*** Opening MATERIAL PROVIDED ***

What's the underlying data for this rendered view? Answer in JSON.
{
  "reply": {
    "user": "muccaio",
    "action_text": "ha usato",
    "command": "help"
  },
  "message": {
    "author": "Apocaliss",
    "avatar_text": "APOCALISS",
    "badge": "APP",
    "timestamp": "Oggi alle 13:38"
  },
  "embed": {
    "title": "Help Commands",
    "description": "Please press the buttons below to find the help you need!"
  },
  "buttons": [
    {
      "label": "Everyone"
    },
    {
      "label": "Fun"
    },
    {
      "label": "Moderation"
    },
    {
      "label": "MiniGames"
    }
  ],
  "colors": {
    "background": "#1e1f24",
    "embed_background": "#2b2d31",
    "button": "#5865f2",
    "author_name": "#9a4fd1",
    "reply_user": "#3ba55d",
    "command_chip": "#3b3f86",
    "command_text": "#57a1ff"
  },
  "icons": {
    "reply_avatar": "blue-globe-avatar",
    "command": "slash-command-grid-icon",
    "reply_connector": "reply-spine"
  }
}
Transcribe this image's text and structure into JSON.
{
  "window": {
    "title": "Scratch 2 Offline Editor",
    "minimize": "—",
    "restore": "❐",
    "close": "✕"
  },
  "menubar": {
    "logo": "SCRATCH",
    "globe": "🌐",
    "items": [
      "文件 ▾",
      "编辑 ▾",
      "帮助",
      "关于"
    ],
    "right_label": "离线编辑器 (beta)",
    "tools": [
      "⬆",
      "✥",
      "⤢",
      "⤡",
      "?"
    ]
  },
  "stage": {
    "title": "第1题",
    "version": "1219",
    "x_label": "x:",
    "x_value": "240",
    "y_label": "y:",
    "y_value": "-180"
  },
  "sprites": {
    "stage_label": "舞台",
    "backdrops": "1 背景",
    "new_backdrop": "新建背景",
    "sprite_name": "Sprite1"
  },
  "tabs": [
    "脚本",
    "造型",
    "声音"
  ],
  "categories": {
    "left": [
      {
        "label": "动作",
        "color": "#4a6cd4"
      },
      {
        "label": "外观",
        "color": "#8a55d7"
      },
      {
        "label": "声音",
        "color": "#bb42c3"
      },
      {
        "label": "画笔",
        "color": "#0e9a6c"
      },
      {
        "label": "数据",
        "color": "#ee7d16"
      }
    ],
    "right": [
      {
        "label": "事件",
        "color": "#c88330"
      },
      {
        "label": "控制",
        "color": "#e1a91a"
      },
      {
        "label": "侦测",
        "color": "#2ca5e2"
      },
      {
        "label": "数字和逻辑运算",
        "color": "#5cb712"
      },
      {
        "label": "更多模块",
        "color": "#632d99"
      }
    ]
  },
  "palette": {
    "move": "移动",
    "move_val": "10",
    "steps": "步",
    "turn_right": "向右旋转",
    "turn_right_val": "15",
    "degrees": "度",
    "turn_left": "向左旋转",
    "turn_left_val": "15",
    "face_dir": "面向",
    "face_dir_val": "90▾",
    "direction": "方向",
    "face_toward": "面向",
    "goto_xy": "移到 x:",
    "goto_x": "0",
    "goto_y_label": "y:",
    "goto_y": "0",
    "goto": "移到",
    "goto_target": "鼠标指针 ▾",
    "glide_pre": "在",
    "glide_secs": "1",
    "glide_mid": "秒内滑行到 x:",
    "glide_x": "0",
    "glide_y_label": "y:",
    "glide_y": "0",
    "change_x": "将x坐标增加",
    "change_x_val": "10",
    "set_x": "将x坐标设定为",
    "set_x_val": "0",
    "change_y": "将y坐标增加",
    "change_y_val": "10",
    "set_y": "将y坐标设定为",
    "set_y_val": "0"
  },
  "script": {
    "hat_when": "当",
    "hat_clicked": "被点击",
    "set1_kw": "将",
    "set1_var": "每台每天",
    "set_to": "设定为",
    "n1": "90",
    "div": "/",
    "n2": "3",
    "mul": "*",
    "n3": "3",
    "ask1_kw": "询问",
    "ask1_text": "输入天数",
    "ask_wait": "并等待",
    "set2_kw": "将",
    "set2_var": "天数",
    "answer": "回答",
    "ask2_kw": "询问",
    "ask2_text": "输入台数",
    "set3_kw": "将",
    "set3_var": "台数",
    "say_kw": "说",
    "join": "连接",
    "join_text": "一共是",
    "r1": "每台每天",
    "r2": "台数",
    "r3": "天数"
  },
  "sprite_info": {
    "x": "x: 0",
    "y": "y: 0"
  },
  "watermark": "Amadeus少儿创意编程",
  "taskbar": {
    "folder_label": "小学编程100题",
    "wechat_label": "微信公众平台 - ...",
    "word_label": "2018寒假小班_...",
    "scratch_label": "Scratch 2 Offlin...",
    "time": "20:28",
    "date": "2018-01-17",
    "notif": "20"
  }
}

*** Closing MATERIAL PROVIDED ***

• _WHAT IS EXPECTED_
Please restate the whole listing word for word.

• _TASK SOLUTION_
What's the underlying data for this rendered view? Answer in JSON.
{
  "reply": {
    "user": "muccaio",
    "action_text": "ha usato",
    "command": "help"
  },
  "message": {
    "author": "Apocaliss",
    "avatar_text": "APOCALISS",
    "badge": "APP",
    "timestamp": "Oggi alle 13:38"
  },
  "embed": {
    "title": "Help Commands",
    "description": "Please press the buttons below to find the help you need!"
  },
  "buttons": [
    {
      "label": "Everyone"
    },
    {
      "label": "Fun"
    },
    {
      "label": "Moderation"
    },
    {
      "label": "MiniGames"
    }
  ],
  "colors": {
    "background": "#1e1f24",
    "embed_background": "#2b2d31",
    "button": "#5865f2",
    "author_name": "#9a4fd1",
    "reply_user": "#3ba55d",
    "command_chip": "#3b3f86",
    "command_text": "#57a1ff"
  },
  "icons": {
    "reply_avatar": "blue-globe-avatar",
    "command": "slash-command-grid-icon",
    "reply_connector": "reply-spine"
  }
}
Transcribe this image's text and structure into JSON.
{
  "window": {
    "title": "Scratch 2 Offline Editor",
    "minimize": "—",
    "restore": "❐",
    "close": "✕"
  },
  "menubar": {
    "logo": "SCRATCH",
    "globe": "🌐",
    "items": [
      "文件 ▾",
      "编辑 ▾",
      "帮助",
      "关于"
    ],
    "right_label": "离线编辑器 (beta)",
    "tools": [
      "⬆",
      "✥",
      "⤢",
      "⤡",
      "?"
    ]
  },
  "stage": {
    "title": "第1题",
    "version": "1219",
    "x_label": "x:",
    "x_value": "240",
    "y_label": "y:",
    "y_value": "-180"
  },
  "sprites": {
    "stage_label": "舞台",
    "backdrops": "1 背景",
    "new_backdrop": "新建背景",
    "sprite_name": "Sprite1"
  },
  "tabs": [
    "脚本",
    "造型",
    "声音"
  ],
  "categories": {
    "left": [
      {
        "label": "动作",
        "color": "#4a6cd4"
      },
      {
        "label": "外观",
        "color": "#8a55d7"
      },
      {
        "label": "声音",
        "color": "#bb42c3"
      },
      {
        "label": "画笔",
        "color": "#0e9a6c"
      },
      {
        "label": "数据",
        "color": "#ee7d16"
      }
    ],
    "right": [
      {
        "label": "事件",
        "color": "#c88330"
      },
      {
        "label": "控制",
        "color": "#e1a91a"
      },
      {
        "label": "侦测",
        "color": "#2ca5e2"
      },
      {
        "label": "数字和逻辑运算",
        "color": "#5cb712"
      },
      {
        "label": "更多模块",
        "color": "#632d99"
      }
    ]
  },
  "palette": {
    "move": "移动",
    "move_val": "10",
    "steps": "步",
    "turn_right": "向右旋转",
    "turn_right_val": "15",
    "degrees": "度",
    "turn_left": "向左旋转",
    "turn_left_val": "15",
    "face_dir": "面向",
    "face_dir_val": "90▾",
    "direction": "方向",
    "face_toward": "面向",
    "goto_xy": "移到 x:",
    "goto_x": "0",
    "goto_y_label": "y:",
    "goto_y": "0",
    "goto": "移到",
    "goto_target": "鼠标指针 ▾",
    "glide_pre": "在",
    "glide_secs": "1",
    "glide_mid": "秒内滑行到 x:",
    "glide_x": "0",
    "glide_y_label": "y:",
    "glide_y": "0",
    "change_x": "将x坐标增加",
    "change_x_val": "10",
    "set_x": "将x坐标设定为",
    "set_x_val": "0",
    "change_y": "将y坐标增加",
    "change_y_val": "10",
    "set_y": "将y坐标设定为",
    "set_y_val": "0"
  },
  "script": {
    "hat_when": "当",
    "hat_clicked": "被点击",
    "set1_kw": "将",
    "set1_var": "每台每天",
    "set_to": "设定为",
    "n1": "90",
    "div": "/",
    "n2": "3",
    "mul": "*",
    "n3": "3",
    "ask1_kw": "询问",
    "ask1_text": "输入天数",
    "ask_wait": "并等待",
    "set2_kw": "将",
    "set2_var": "天数",
    "answer": "回答",
    "ask2_kw": "询问",
    "ask2_text": "输入台数",
    "set3_kw": "将",
    "set3_var": "台数",
    "say_kw": "说",
    "join": "连接",
    "join_text": "一共是",
    "r1": "每台每天",
    "r2": "台数",
    "r3": "天数"
  },
  "sprite_info": {
    "x": "x: 0",
    "y": "y: 0"
  },
  "watermark": "Amadeus少儿创意编程",
  "taskbar": {
    "folder_label": "小学编程100题",
    "wechat_label": "微信公众平台 - ...",
    "word_label": "2018寒假小班_...",
    "scratch_label": "Scratch 2 Offlin...",
    "time": "20:28",
    "date": "2018-01-17",
    "notif": "20"
  }
}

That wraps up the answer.